Chicago Bulls: 48-34
Washington Wizards: 44-38
Chicago Bulls: Derrick Rose (still out for the season)
Washington Wizards: none
OFFENSE/DEFENSE RANKINGS (points per 100 possession)
Chicago Bulls: Offense 99.7 (28th in NBA), Defense 97.8 (2nd in NBA)
Washington Wizards: Offense 103.3 (18th in NBA), Defense 102.4 (10th in NBA)
THREE KEYS TO THE SERIES
1) Will Randy Wittman bridge the coaching gap with Tom Thibodeau?
Thibodeau won Coach of the Year his first season with the Bulls, led them to a better record the following year and then guiding them back to the playoffs both years since without their top player. He’s solidly in the mix for Coach of the Year again this season.
Randy Wittman, on the other hand, has the worst career record of all time (minimum: 400 games) and has never made the playoffs before.
Wittman needn’t out-scheme Thibodeau, but the Wizards coach can’t come across as relatively clueless if his team is to win. Making adjustments through a playoff series is a difficult job, and it’s oh so important when teams are relatively evenly matched.
Thibodeau has the advantage in coaching experience and probably acumen, too. Wittman needs to at least hold his own.
2) Will the Wizards avoid long 2s?
Thibodeau’s teams excel at running opponents off the 3-point arc, and this season is no exception. The Bulls force 49.5 percent of their opponents shots from 16+ feet to come inside the arc – most in the league.
The Wizards, especially John Wall and Bradley Beal, will gladly shoot those inefficient long 2s by design. That’s foolish, but what can they do now?

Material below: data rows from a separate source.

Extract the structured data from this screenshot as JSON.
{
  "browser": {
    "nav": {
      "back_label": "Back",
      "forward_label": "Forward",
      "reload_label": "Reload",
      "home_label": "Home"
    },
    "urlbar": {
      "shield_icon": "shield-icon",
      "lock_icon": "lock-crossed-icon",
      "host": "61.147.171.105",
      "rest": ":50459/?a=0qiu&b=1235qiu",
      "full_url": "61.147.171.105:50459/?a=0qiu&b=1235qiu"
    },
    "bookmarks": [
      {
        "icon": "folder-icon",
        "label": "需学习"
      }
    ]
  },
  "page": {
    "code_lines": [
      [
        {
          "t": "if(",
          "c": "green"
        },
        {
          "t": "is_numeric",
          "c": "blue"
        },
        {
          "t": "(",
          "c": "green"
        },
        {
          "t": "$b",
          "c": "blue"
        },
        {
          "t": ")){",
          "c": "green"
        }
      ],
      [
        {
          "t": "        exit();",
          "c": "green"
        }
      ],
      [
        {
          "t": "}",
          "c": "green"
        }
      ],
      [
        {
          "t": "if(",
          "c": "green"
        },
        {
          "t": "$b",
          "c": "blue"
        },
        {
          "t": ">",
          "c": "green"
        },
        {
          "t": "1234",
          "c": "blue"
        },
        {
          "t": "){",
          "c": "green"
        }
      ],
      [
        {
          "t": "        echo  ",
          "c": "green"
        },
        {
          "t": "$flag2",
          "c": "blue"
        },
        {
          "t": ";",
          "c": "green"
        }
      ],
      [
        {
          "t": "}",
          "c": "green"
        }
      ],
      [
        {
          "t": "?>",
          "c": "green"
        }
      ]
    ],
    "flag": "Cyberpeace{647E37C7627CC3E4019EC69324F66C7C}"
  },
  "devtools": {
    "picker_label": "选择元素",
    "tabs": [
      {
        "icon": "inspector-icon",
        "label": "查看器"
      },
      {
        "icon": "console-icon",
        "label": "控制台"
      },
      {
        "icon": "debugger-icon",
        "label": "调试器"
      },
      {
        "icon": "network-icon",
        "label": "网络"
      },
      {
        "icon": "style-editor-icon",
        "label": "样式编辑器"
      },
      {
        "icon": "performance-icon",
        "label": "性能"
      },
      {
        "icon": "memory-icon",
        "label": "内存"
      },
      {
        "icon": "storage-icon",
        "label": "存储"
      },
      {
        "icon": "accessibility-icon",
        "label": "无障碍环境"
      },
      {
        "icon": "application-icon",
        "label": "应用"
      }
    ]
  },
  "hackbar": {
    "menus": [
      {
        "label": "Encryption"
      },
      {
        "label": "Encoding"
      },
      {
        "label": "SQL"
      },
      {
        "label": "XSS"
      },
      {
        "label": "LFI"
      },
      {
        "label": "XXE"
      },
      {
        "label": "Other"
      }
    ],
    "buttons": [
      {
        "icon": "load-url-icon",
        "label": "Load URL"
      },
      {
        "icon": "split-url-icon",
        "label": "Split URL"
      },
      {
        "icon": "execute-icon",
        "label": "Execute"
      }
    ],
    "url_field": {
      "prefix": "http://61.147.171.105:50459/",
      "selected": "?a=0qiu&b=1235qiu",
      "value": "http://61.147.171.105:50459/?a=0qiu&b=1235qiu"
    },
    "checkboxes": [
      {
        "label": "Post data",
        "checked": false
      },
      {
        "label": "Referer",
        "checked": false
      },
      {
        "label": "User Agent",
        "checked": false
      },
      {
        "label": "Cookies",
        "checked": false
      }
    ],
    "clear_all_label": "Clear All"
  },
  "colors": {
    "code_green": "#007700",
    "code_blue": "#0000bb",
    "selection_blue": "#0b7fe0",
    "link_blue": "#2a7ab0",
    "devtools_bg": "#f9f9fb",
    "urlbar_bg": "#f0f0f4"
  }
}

The best way for Washington to combat this trend – assuming an offensive overhaul isn’t feasible – is to get out in transition. The Wizards force plenty of turnovers, and the Bulls don’t excel at taking care of the ball. Get John Wall in the open court, and suddenly, Washington’s offense looks a lot better.
3) How much can Nene play?
Nene is a solidifying force on both ends for the Wizards. Not only is he a productive player, he fits his role around his teammates nearly perfectly.
But he averages just 29.4 minutes per game.
On the other hand, the Bulls’ do-everything player – Joakim Noah – averages 35.3 minutes per game. That’s why he’s an MVP ballot candidate. (Not that playing more would get Nene there, but assuming a large role boosts Noah’s case).
Nene has played more than 35 minutes just 15 times since the Wizards traded for him during the 2011-12 season. He’s frequently injured or at least hobbled, and the Bulls’ physicality will do him no favors.
The more available Nene is, the better Washington’s chances of winning. It’s a big question mark – unlike with Noah, whom the Bulls can depend on for big minutes.
Does it seem like all the keys are geared toward the Washington? That’s because they are. Chicago is in the driver’s seat, and it’s up to the Wizards to change that. It will take more than idly watching the Bulls’ anemic offense cost them a game or two.
Bulls in 6